▶ **Exercise directions**
Every line with the string "value" in it belongs in your answer, so copy them all from the data.

▶ **Exercise materials**
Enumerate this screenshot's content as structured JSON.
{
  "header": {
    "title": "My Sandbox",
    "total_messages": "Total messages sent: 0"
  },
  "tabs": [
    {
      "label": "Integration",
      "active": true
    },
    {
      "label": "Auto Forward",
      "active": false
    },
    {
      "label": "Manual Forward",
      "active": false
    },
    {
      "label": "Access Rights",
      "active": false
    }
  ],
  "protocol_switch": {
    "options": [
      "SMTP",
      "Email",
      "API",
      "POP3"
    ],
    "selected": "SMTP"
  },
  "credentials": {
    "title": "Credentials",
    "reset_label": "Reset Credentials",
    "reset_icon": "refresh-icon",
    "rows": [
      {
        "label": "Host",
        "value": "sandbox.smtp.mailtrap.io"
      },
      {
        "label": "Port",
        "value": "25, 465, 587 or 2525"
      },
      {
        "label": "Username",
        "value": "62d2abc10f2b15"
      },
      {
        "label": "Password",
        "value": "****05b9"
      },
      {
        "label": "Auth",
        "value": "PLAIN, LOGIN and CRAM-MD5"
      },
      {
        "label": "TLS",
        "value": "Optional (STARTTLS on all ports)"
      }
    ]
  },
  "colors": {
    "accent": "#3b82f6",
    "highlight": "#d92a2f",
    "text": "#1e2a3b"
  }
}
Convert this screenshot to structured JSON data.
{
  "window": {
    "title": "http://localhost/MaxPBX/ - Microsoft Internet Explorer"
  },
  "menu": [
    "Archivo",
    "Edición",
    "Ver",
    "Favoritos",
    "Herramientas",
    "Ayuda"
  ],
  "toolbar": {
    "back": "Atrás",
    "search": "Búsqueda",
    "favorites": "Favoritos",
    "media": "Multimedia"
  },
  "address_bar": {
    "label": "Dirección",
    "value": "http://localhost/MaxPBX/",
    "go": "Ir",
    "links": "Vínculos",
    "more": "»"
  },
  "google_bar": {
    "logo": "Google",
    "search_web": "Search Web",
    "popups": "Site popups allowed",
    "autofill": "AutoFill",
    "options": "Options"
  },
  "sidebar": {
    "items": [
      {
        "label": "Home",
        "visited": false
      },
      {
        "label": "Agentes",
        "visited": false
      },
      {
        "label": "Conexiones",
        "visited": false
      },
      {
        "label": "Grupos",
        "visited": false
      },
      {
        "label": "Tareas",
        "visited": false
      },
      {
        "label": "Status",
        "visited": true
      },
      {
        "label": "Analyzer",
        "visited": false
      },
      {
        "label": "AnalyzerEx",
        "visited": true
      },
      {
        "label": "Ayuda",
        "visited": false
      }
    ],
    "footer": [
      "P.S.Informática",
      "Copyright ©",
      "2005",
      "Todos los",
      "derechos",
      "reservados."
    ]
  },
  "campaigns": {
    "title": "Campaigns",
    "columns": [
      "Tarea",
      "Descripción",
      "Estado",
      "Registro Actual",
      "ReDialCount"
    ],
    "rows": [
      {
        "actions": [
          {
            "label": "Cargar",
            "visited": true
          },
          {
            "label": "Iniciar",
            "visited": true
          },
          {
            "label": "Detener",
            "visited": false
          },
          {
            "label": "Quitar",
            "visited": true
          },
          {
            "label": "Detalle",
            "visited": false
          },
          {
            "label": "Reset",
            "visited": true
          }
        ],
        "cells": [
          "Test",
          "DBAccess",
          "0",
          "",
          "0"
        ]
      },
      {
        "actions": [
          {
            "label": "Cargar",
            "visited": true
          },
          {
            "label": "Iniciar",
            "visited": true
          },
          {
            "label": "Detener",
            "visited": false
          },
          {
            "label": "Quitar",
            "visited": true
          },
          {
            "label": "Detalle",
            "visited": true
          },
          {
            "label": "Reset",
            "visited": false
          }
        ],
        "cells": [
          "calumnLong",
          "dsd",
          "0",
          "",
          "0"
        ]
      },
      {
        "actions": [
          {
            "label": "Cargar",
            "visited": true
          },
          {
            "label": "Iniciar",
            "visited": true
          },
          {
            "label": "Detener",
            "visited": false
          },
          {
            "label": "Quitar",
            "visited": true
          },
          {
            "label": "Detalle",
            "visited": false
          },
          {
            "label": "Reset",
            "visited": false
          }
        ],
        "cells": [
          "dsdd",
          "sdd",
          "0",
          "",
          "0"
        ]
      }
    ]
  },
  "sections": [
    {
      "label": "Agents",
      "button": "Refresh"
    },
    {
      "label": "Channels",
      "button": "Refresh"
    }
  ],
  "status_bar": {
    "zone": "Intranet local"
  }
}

▶ **Answer for this exercise**
        "value": "sandbox.smtp.mailtrap.io"
        "value": "25, 465, 587 or 2525"
        "value": "62d2abc10f2b15"
        "value": "****05b9"
        "value": "PLAIN, LOGIN and CRAM-MD5"
        "value": "Optional (STARTTLS on all ports)"
    "value": "http://localhost/MaxPBX/",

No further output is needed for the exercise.